The opposed ends of an annular element spacer 54 engages similar complementary confronting ends of the packer element and separates the two packer elements 24, 24′. The element spacer 54 is slidably received in close tolerance relationship about the lower mandrel to transmit the resultant compressive forces that occur as the upper and lower mandrels are screwed together at low friction left-hand threaded surface 32.

A lower gauge 56, in the form of an inverted annular cap, threadedly engages the lower mandrel 34 by means of a threaded surface 58. Disposed within the gauge or cap 56 is an annular ring 60 that bears against reduced diameter lower sealing end 62′ of the lower packer element 24′ as follower 61 is urged against the lower mandrel and gauge responsive relative rotation between the upper and lower mandrels; which effectively lengthens and shortens the distance between the lower edge 44 of the element compressor 40 and gauge 56, and thereby compresses or relaxes the packer elements, which also sets and unseats the packer.
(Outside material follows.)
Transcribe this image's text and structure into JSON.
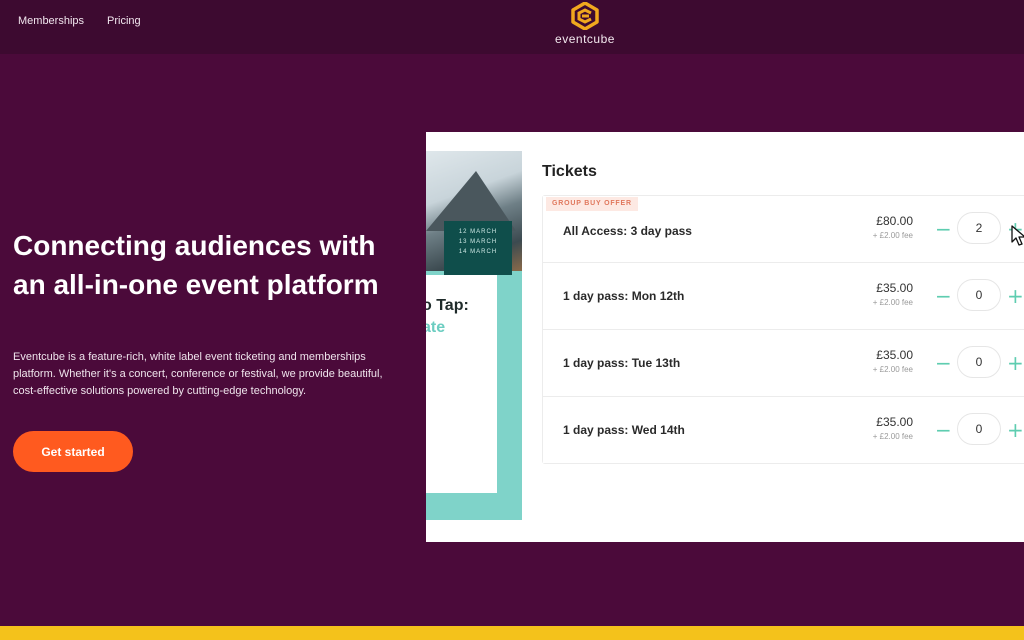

As pointed out above and claimed herein, the packer device can be used in combination with a downhole pump and tubing anchor, and often a gas separator hookup is advantageously included by connecting the recited apparatus in series relationship with respect to one another. An important feature of this invention is the provision of equalizing ports arranged to be closed and opened, respectively, in response to the rotation of the tubing string to move the packer elements into the set and unseated configuration, respectively, and thereby facilitate running and pulling the packer with a dry string. The packer is set by rotating the tubing from above the ground approximately 3 turns to the left; and opposite rotation of the tubing to the right for release.

CATALOG OF PARTS
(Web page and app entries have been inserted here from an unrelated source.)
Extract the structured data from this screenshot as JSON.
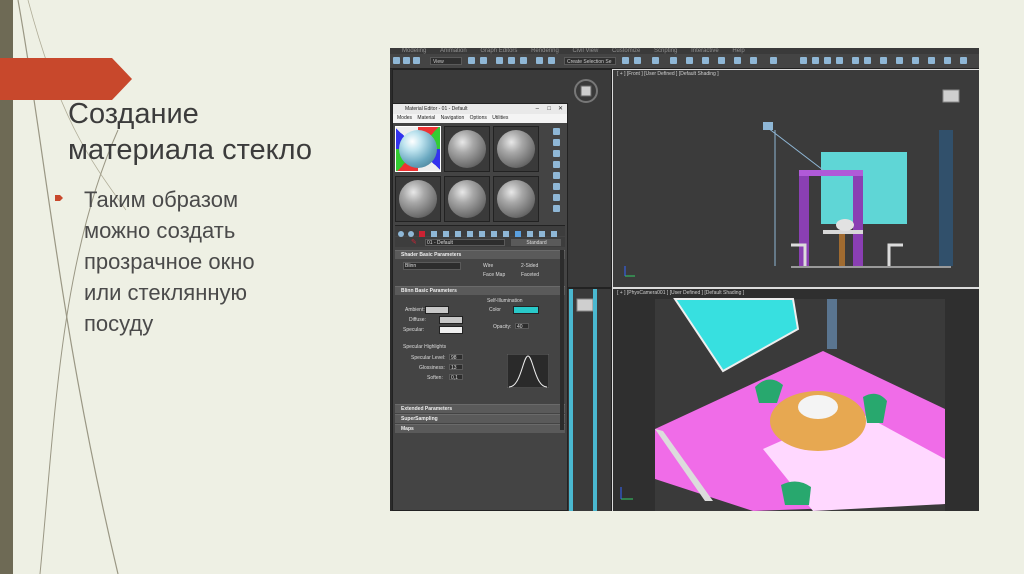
{
  "slide": {
    "title": "Создание\nматериала стекло",
    "bullet_text": "Таким образом\nможно создать\nпрозрачное окно\nили стеклянную\nпосуду"
  },
  "colors": {
    "ribbon": "#c8482c",
    "accent_bar": "#6e6a55",
    "background": "#eef0e4",
    "self_illum_color": "#29c9c9"
  },
  "app": {
    "menu": [
      "Modeling",
      "Animation",
      "Graph Editors",
      "Rendering",
      "Civil View",
      "Customize",
      "Scripting",
      "Interactive",
      "Help"
    ],
    "toolbar": {
      "view_dropdown": "View",
      "selection_set_dropdown": "Create Selection Se"
    },
    "viewports": {
      "front_label": "[ + ] [Front ] [User Defined ] [Default Shading ]",
      "camera_label": "[ + ] [PhysCamera001 ] [User Defined ] [Default Shading ]"
    },
    "material_editor": {
      "title": "Material Editor - 01 - Default",
      "menu": [
        "Modes",
        "Material",
        "Navigation",
        "Options",
        "Utilities"
      ],
      "material_name": "01 - Default",
      "type_button": "Standard",
      "shader_rollout": "Shader Basic Parameters",
      "shader_type": "Blinn",
      "shader_options": [
        "Wire",
        "2-Sided",
        "Face Map",
        "Faceted"
      ],
      "blinn_rollout": "Blinn Basic Parameters",
      "self_illumination_label": "Self-Illumination",
      "self_illum_color_label": "Color",
      "ambient_label": "Ambient:",
      "diffuse_label": "Diffuse:",
      "specular_label": "Specular:",
      "opacity_label": "Opacity:",
      "opacity_value": "40",
      "specular_highlights_label": "Specular Highlights",
      "specular_level_label": "Specular Level:",
      "specular_level_value": "98",
      "glossiness_label": "Glossiness:",
      "glossiness_value": "13",
      "soften_label": "Soften:",
      "soften_value": "0,1",
      "rollouts_collapsed": [
        "Extended Parameters",
        "SuperSampling",
        "Maps"
      ]
    }
  }
}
  • 10 producing wellbore
  • 11 surface casing
  • 11′ surface of earth
  • 12 main casing
  • 13 lower end of casing 12
  • F formation
  • P perforations
  • 14 tubing string
  • 14′ outlet for 14
  • 15 lower end of 14
  • 16 annulus
  • 16′ outlet for upper annulus
  • 18 packer of this invention
  • 20 tubing hold down
  • 21 slips of 20
  • 22 Downhole pump and other tools
  • 24 elements are expansible resilient packer rubber
  • 24′ as 24
  • FIG. 2:
  • 26 upper mandrel
  • 28 upper box end, threaded
  • 30 lower end of 26
  • 32 threaded to engage 34
  • 34 lower mandrel
  • 36 upper circumferentially extending end of 34
  • 38 pin end forming the lower end of packer 18
  • 40 element compressor
  • 42 upper end abuts external shoulder on 26
  • 44 lower end encloses reduced diameter part of elements 24, 24
  • 46 locking groove
  • 46′ carrier brass screw received within 46 admits moving 40 axially concurrently respective to movement of 26.
  • 47′ set screw received within 40 preventing relative axial movement of 40/26
  • 48 equalizing chamber
  • 50 inner port connected to 48
  • 52 outer port connected to 52
  • 54 element spacer
  • 56 lower gauge in form of a cap
  • 58 threads attaching 56 to 34
  • 60 ring
  • 61 seal ring or follower
  • 62, 62′ lip seal received within complementary cavities
  • 66 pumping string
  • 68 side string
  • 70 gas separator or other tool
    end catalog parts